The City of San Jose closed a $84 million dollar budget shortfall for the 2009-2010 fiscal year, which resulted in 13 city employees being laid off. However, these 13 former employees are first in line for job openings at the City should they become available. Also as a result of the balanced budget, 250 city employees moved into different departments and/or positions based on their seniority. For those 250 people involved in the “bumping,” it is a intricate process that is all about years or months of service that I will attempt to explain. Bumping is governed by the Civil Service Rules.
Steve has been a Maintenance Assistant for three years and Greg has been a Maintenance Assistant for 2.8 years—both work in the Parks Department. Steve’s position was eliminated in the budget; however, vacancies for a Maintenance Assistant exist in the Public Works Department. Steve will bump into Greg’s position and Greg would leave the Parks Department and be reassigned into a vacancy in the Public Works Department.
Pat has been an Analyst for one year and a Staff Technician for five years in the Department of Transportation. John has been a Staff Technician for five years in the IT department. Pat’s position is eliminated; there are no vacancies; and he is the least senior on the Analyst list, so he is bumped from Analyst. His prior job as a Staff Technician and six years of seniority overall will allow him to bump John, who only has five years of overall seniority. Now John must find someone else to bump.
Kathleen has been a Senior Analyst for three years and Dale has been an Analyst for two years. Kathleen’s position is eliminated; there are no vacancies; and she is the least senior on the Senior Analyst seniority list. Therefore, her three years of city-wide work will allow her to bump Dale. Now Dale must find someone to bump.
Just like the game of “musical chairs” there will be some who find a seat/job and others who do not.
This game of Musical Chairs occurs in all civil service organizations, since they are based on seniority rather than merit. The historical reasoning for this is so that civil servants do not become political pawns of elected officials. However, the caveat is that many good people can be let go just because they have not spent as much time in a job as others.
From my experience as a Councilmember, I can say that the overwhelming majority of people that work for the city do a great job and are dedicated to their work. With that said, there is that 5 percent of the city workforce that are non-performers.
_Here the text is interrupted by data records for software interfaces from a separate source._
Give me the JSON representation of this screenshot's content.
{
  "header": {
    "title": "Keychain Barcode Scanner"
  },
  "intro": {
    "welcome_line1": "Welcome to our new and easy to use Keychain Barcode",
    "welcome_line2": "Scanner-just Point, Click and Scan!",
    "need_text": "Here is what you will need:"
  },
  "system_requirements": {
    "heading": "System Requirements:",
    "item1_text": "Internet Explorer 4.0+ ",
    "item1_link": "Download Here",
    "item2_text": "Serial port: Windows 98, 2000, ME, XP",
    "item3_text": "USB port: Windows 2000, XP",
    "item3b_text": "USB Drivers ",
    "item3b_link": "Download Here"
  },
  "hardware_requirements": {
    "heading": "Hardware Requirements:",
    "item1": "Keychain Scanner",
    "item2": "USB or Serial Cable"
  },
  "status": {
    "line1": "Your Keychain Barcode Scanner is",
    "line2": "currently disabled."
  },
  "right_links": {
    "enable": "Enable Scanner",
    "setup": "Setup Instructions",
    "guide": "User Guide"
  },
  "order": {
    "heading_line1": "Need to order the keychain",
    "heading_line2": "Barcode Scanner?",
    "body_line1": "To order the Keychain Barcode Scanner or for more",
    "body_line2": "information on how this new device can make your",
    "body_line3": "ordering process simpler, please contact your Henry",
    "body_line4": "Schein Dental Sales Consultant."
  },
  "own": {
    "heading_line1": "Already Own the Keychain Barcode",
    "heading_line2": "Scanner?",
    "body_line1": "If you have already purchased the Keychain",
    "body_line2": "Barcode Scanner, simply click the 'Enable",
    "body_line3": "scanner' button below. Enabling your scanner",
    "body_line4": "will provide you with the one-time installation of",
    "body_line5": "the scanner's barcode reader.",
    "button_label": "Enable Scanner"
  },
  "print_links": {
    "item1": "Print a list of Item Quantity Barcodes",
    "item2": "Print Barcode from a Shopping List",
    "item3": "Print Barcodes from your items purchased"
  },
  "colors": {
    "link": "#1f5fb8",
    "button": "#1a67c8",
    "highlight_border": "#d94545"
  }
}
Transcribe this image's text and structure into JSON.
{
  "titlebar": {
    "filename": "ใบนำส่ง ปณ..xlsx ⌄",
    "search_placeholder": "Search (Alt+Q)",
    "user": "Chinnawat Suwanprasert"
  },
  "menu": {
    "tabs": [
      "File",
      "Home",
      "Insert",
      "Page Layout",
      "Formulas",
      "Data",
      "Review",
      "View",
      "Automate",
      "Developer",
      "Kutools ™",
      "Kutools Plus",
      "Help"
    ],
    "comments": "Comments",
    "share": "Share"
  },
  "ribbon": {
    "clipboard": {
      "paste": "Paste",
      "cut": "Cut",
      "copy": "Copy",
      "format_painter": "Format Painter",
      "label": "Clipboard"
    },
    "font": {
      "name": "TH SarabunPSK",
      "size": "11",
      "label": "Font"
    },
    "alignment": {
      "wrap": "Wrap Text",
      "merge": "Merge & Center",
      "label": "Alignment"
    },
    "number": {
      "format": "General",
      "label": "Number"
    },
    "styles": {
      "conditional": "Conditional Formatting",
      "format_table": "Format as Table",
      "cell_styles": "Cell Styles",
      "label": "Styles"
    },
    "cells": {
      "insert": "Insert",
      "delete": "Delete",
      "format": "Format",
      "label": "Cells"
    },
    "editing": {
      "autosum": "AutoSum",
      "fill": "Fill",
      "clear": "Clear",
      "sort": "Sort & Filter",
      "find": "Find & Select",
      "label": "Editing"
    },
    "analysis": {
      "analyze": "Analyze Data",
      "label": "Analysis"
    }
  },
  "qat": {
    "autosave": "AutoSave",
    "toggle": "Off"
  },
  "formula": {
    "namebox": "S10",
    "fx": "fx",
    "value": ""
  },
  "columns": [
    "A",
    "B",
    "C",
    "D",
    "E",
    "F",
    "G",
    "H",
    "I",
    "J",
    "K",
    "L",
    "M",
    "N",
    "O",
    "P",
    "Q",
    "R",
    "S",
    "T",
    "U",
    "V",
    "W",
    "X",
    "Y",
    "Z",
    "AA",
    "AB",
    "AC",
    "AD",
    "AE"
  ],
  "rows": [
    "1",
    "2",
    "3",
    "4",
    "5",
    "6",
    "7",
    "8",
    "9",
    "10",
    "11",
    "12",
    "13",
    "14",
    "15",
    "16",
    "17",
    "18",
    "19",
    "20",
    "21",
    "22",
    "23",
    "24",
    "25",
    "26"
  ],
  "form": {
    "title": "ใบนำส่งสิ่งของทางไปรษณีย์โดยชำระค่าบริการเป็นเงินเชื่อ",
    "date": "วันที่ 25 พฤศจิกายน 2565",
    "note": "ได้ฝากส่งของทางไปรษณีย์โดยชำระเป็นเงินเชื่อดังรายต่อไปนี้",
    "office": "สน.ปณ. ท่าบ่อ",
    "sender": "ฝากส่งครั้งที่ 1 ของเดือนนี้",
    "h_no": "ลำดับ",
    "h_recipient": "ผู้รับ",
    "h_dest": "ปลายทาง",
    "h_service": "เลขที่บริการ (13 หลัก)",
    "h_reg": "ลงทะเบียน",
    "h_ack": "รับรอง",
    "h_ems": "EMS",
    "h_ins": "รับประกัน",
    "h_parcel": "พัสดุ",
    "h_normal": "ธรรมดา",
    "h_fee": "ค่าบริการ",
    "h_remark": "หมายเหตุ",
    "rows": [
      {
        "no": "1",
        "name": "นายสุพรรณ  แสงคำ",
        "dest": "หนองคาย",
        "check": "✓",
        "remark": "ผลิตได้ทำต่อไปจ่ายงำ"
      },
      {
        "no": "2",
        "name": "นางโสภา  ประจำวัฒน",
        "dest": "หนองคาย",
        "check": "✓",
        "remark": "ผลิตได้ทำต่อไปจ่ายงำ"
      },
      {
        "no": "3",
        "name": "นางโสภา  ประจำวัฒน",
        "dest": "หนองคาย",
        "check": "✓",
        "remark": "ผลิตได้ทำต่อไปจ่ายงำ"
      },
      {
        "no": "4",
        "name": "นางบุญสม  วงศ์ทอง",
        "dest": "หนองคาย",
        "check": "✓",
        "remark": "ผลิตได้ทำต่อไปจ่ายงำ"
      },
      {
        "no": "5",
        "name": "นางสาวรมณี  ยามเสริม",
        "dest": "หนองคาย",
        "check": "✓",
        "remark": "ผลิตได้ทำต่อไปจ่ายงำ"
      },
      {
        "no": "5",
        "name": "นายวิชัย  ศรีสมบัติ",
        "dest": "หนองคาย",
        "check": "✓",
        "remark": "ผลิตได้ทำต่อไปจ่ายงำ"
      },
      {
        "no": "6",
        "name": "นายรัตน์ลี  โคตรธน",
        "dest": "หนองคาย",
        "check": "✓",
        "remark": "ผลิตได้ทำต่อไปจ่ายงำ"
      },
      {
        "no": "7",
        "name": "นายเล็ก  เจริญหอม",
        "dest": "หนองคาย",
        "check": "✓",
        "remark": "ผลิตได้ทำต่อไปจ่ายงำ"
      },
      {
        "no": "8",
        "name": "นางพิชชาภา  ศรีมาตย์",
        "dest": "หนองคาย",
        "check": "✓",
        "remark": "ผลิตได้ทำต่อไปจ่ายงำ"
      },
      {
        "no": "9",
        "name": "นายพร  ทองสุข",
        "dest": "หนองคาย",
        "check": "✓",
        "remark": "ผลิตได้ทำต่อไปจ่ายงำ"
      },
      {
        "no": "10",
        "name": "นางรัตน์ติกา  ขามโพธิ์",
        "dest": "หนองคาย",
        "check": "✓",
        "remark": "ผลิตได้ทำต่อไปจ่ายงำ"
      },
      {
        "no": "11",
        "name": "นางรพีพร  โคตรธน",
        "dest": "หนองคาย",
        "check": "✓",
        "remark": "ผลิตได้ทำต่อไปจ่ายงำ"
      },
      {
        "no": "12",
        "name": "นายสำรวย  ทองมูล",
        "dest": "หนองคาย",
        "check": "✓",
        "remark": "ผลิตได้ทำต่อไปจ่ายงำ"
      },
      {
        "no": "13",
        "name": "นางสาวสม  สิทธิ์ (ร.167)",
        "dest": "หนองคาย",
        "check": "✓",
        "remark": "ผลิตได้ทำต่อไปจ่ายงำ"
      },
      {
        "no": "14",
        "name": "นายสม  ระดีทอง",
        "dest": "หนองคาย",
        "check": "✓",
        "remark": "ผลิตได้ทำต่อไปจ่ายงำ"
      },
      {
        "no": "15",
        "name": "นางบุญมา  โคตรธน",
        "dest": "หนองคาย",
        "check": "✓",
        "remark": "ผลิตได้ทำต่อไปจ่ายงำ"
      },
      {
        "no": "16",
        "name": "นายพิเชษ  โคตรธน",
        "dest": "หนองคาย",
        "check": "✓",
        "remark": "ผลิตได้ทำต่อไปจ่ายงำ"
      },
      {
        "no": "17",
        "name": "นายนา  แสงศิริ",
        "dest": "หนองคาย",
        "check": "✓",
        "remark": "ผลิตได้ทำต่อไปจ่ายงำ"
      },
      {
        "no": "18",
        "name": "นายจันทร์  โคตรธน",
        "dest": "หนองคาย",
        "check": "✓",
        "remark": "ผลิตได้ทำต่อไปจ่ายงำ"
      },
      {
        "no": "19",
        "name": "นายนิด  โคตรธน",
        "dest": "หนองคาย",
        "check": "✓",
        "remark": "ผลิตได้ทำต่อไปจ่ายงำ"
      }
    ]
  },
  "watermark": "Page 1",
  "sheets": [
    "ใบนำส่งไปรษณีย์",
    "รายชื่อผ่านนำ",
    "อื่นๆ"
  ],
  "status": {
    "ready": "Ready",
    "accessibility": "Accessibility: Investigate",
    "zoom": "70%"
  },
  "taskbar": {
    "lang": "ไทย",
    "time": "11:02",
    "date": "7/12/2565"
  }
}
I have worked with non performers in the private sector and eventually they get let go—especially as the business cycles ebb and flow. However, by civil servant rules it is difficult to get rid of non-performing employees to make room for those that may be harder working but have less seniority.